This just happened in the neighbors backyard, and thanks to a timely text message I was able to get a photo.
A view of the Cuyahoga River from the Celebration Trail. This trail is a new addition to the Cascade Valley Metro Park, part of the Summit County Metro Parks.
This small grasshopper was found on the leaf of a daylily in our landscaping. I know very little about grasshoppers, but I believe it to be a Clear-winged Grasshopper, which are widespread in North America but only found in the most northern areas of Ohio.
Dolichopodidae, or the long-legged flies, are a large family of “true flies” with more than 7,000 described species. Or so says wikipedia. They also tend to have beautiful metallic colors. These two were spotted on the pepper plants in my garden. I believe they were involved in a mating ritual or territorial dispute. The one in flight was performing a hovering/flyby act while the other watched.
Long-legged flies are not garden pests, and may even be helpful. These were very small at around 5mm, and it was quite a challenge to get a picture with both of them, and in focus!
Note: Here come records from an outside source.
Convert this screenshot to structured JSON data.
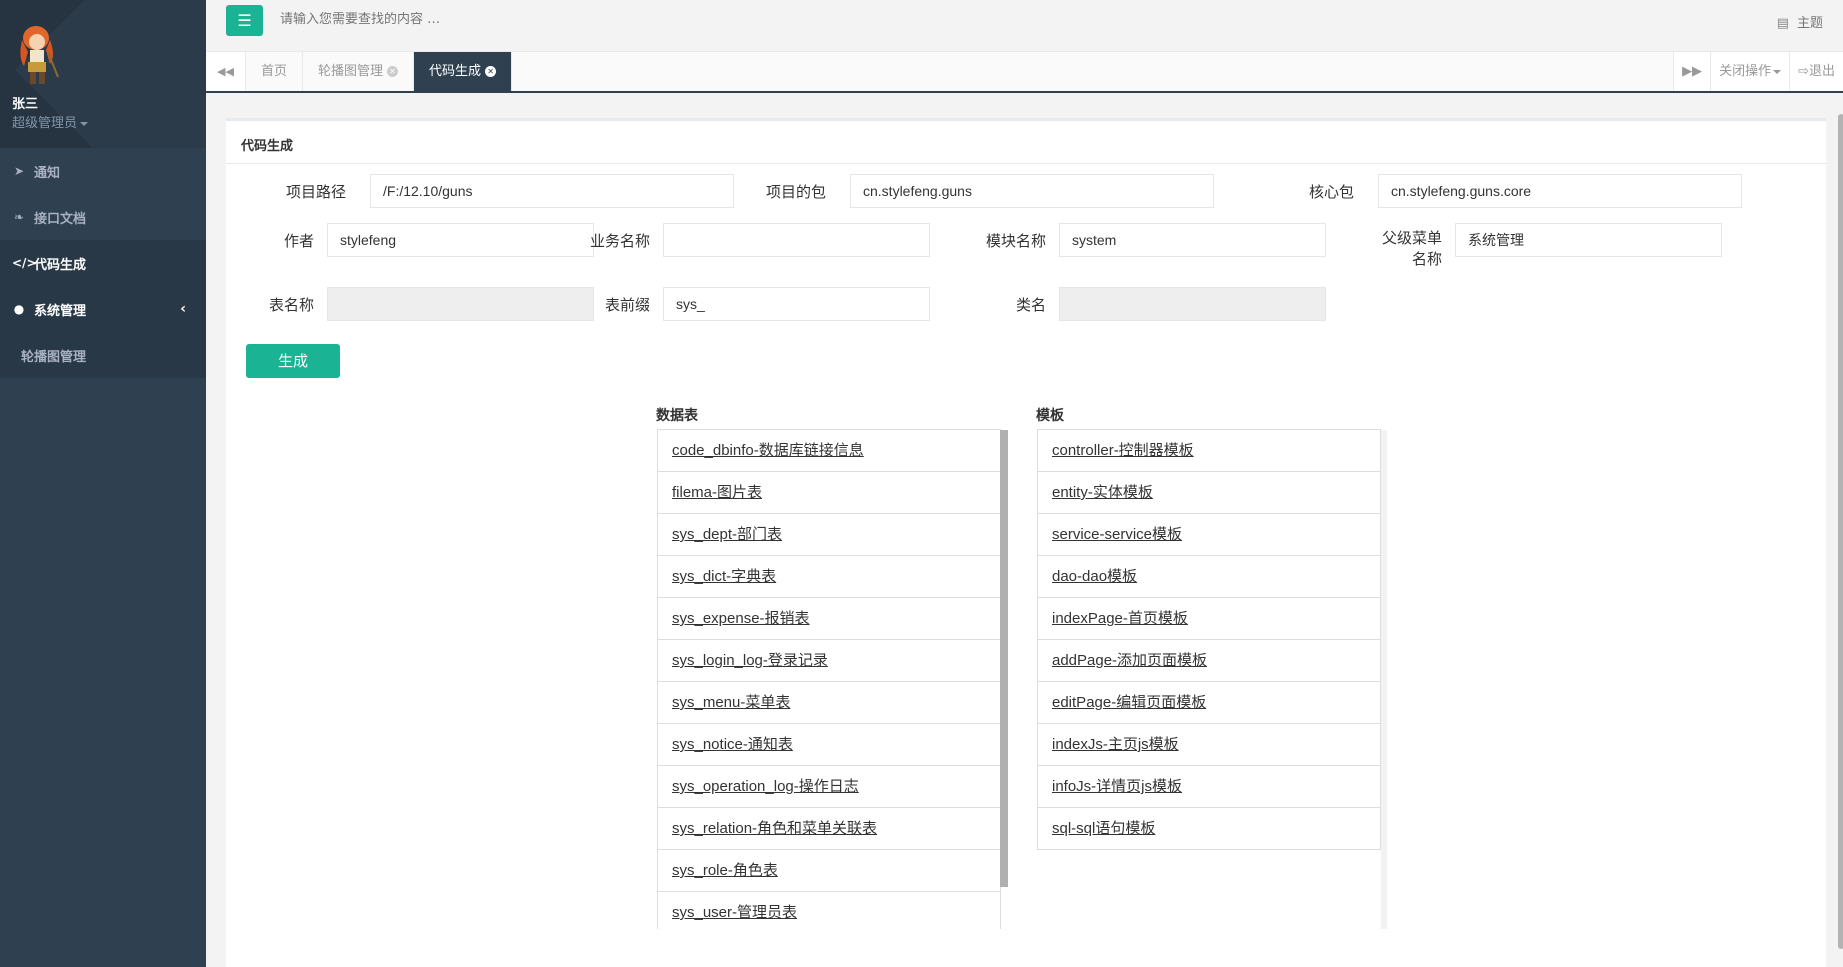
{
  "sidebar": {
    "user_name": "张三",
    "user_role": "超级管理员",
    "items": [
      {
        "label": "通知",
        "icon": "paper-plane-icon"
      },
      {
        "label": "接口文档",
        "icon": "leaf-icon"
      },
      {
        "label": "代码生成",
        "icon": "code-icon"
      },
      {
        "label": "系统管理",
        "icon": "user-icon"
      }
    ],
    "sub_items": [
      {
        "label": "轮播图管理"
      }
    ]
  },
  "topbar": {
    "search_placeholder": "请输入您需要查找的内容 …",
    "theme_label": "主题"
  },
  "tabs": {
    "items": [
      {
        "label": "首页"
      },
      {
        "label": "轮播图管理"
      },
      {
        "label": "代码生成"
      }
    ],
    "close_ops_label": "关闭操作",
    "logout_label": "退出"
  },
  "panel": {
    "title": "代码生成",
    "fields": {
      "project_path": {
        "label": "项目路径",
        "value": "/F:/12.10/guns"
      },
      "project_package": {
        "label": "项目的包",
        "value": "cn.stylefeng.guns"
      },
      "core_package": {
        "label": "核心包",
        "value": "cn.stylefeng.guns.core"
      },
      "author": {
        "label": "作者",
        "value": "stylefeng"
      },
      "biz_name": {
        "label": "业务名称",
        "value": ""
      },
      "module_name": {
        "label": "模块名称",
        "value": "system"
      },
      "parent_menu": {
        "label_line1": "父级菜单",
        "label_line2": "名称",
        "value": "系统管理"
      },
      "table_name": {
        "label": "表名称",
        "value": ""
      },
      "table_prefix": {
        "label": "表前缀",
        "value": "sys_"
      },
      "class_name": {
        "label": "类名",
        "value": ""
      }
    },
    "generate_label": "生成",
    "tables_header": "数据表",
    "templates_header": "模板",
    "tables": [
      "code_dbinfo-数据库链接信息",
      "filema-图片表",
      "sys_dept-部门表",
      "sys_dict-字典表",
      "sys_expense-报销表",
      "sys_login_log-登录记录",
      "sys_menu-菜单表",
      "sys_notice-通知表",
      "sys_operation_log-操作日志",
      "sys_relation-角色和菜单关联表",
      "sys_role-角色表",
      "sys_user-管理员表"
    ],
    "templates": [
      "controller-控制器模板",
      "entity-实体模板",
      "service-service模板",
      "dao-dao模板",
      "indexPage-首页模板",
      "addPage-添加页面模板",
      "editPage-编辑页面模板",
      "indexJs-主页js模板",
      "infoJs-详情页js模板",
      "sql-sql语句模板"
    ]
  },
  "colors": {
    "sidebar_bg": "#2f4050",
    "accent": "#1ab394",
    "content_bg": "#f3f3f4"
  }
}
However, there something else in the garden with them. It was an even smaller fly that I would estimate at 2-3mm, (possibly also Dolichopodidae), which I lost track of and was unable to photograph. Sad!
A new “life butterfly” for me today, thanks to my wife who spotted it first: Euphydryas phaeton, aka the Baltimore Checkerspot. This butterfly was incredibly cooperative and allowed me to take as many pictures as I needed to get a good one.
I’ve posted photos of this fly in the past, but this is the first time I’ve captured the male & female together, and definitely the first time I have seen a mating event. The mating flies are still capable of flight, and I had to chase this pair across the grass to get the photograph.
Very little is known about the Golden-backed Snipe Fly. Entomologists are not certain about where they lay their eggs, how many molts the fly larvae pass through, or even what they prefer to eat.
Bringing food to the nest.
A group of Wood Ducks in formation over Bath Nature Preserve.
The name is not a misnomer; even though Spring is here this bird is still known as a “Winter Wren” no matter what time of year it is.
A pair of American Coots feeding on aquatic plants, as seen from the nature trail at Krabill Lodge / Chippewa Lake. American Coots are one of the most widespread aquatic birds in North America.